An artist named Lee Nam, a Chinese immigrant to British Columbia at the turn of the 20th century, is known solely through the journals of Emily Carr. Carr refers to Nam as a painter, a friend, and someone she regarded as a fellow outsider. In her book, The House of All Sorts, Carr, who mounted art exhibitions in her home, recalls how she met Lee Nam.
January 21 - May 28 2017 | Curated by Allan Collier | Pollard Gallery
This retrospective of pottery and sculpture by Victoria artists Jan and Helga Grove is the most extensive exhibition of their work ever held. Comprised of roughly 60 pieces of pottery and 40 sculptures, the exhibition includes work made by the Groves from 1953 to 2005, shortly before they retired.
As one of Canada’s most renowned artists, Carr is famous not only for her stunning landscapes, but also for her reputation as a nomadic, solitary artist. Emily Carr and the Young Generation celebrates a new vision of the iconic Victoria artist as both mentor and teacher, lending ideas and influence to a new generation of local artists.

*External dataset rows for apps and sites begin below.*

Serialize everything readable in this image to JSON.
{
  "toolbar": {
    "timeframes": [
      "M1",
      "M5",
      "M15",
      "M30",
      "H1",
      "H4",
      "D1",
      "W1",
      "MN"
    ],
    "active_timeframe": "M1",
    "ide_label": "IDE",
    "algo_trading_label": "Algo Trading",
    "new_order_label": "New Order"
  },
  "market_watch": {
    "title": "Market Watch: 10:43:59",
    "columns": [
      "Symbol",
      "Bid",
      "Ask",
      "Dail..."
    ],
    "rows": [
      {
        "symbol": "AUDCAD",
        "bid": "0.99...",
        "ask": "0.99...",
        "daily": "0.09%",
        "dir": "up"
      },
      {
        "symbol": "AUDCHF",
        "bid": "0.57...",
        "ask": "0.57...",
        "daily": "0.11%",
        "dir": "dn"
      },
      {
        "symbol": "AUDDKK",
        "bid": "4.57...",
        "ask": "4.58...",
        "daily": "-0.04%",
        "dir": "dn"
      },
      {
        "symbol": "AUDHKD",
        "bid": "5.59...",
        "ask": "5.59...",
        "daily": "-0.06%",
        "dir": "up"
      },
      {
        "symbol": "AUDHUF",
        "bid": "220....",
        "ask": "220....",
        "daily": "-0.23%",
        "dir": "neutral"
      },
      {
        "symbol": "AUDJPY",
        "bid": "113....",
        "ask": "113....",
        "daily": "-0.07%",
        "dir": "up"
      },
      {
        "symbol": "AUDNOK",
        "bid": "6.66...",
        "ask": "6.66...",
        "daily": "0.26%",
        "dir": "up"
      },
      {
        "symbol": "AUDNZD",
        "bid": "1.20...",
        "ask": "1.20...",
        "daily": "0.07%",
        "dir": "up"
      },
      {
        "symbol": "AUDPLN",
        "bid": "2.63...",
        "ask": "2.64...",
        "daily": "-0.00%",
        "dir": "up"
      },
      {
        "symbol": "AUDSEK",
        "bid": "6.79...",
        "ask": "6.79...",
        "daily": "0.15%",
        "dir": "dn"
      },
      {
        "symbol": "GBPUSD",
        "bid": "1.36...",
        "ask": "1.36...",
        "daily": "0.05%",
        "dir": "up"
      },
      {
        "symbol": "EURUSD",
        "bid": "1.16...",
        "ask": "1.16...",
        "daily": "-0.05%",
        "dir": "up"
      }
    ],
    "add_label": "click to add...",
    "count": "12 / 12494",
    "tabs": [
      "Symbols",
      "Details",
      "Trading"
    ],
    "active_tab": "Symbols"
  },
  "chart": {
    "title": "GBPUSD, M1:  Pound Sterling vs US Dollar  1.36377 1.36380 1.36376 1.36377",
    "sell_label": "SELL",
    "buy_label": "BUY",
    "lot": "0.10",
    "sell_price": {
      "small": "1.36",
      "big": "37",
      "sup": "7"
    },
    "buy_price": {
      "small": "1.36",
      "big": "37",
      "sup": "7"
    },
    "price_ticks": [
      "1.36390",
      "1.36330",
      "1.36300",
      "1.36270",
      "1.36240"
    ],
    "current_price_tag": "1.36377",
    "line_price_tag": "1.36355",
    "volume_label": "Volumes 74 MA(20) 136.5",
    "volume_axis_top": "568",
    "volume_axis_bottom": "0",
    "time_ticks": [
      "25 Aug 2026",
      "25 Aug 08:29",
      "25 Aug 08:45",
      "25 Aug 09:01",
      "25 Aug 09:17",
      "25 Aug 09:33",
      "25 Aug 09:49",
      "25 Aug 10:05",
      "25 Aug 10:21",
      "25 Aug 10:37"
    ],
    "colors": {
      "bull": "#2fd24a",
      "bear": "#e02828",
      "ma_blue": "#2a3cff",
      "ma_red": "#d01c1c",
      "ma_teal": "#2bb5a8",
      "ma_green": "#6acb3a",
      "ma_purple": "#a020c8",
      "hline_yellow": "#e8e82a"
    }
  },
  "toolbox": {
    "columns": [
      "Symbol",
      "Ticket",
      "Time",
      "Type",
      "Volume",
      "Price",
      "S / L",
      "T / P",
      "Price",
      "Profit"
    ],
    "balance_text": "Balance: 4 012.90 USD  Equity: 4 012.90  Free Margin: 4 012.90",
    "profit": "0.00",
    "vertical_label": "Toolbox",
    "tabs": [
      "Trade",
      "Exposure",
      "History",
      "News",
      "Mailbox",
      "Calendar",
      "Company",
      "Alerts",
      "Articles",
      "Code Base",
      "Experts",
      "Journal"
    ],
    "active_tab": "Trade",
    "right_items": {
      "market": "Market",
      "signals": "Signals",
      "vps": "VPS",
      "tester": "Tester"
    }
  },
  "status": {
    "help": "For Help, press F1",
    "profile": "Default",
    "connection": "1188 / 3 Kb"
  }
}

"I haven't one friend my own age and generation. I wish I had. I don't know if it's my own fault. I haven't a single thing in common with them...None of them like painting and they particularly dislike my kind of painting. I have lots more in common with the young generation...but there you are."
Emily Carr, Hundreds and Thousands, April 12, 1934
Experiments in Watercolour from the AGGV Collection
Curated by Michelle Jacques and Nicole Stanbridge | Centennial and Ker Galleries | January 30 – May 23, 2016
How do you define watercolour? While it is one of the more challenging mediums to work with, it has at times throughout history been seen as a medium of leisure, used for studies or sketches, or as a precursor to more ‘serious’ works. This investigation into the Gallery’s collection of watercolour paintings uncovers an unexpected array of works that challenge these assumptions.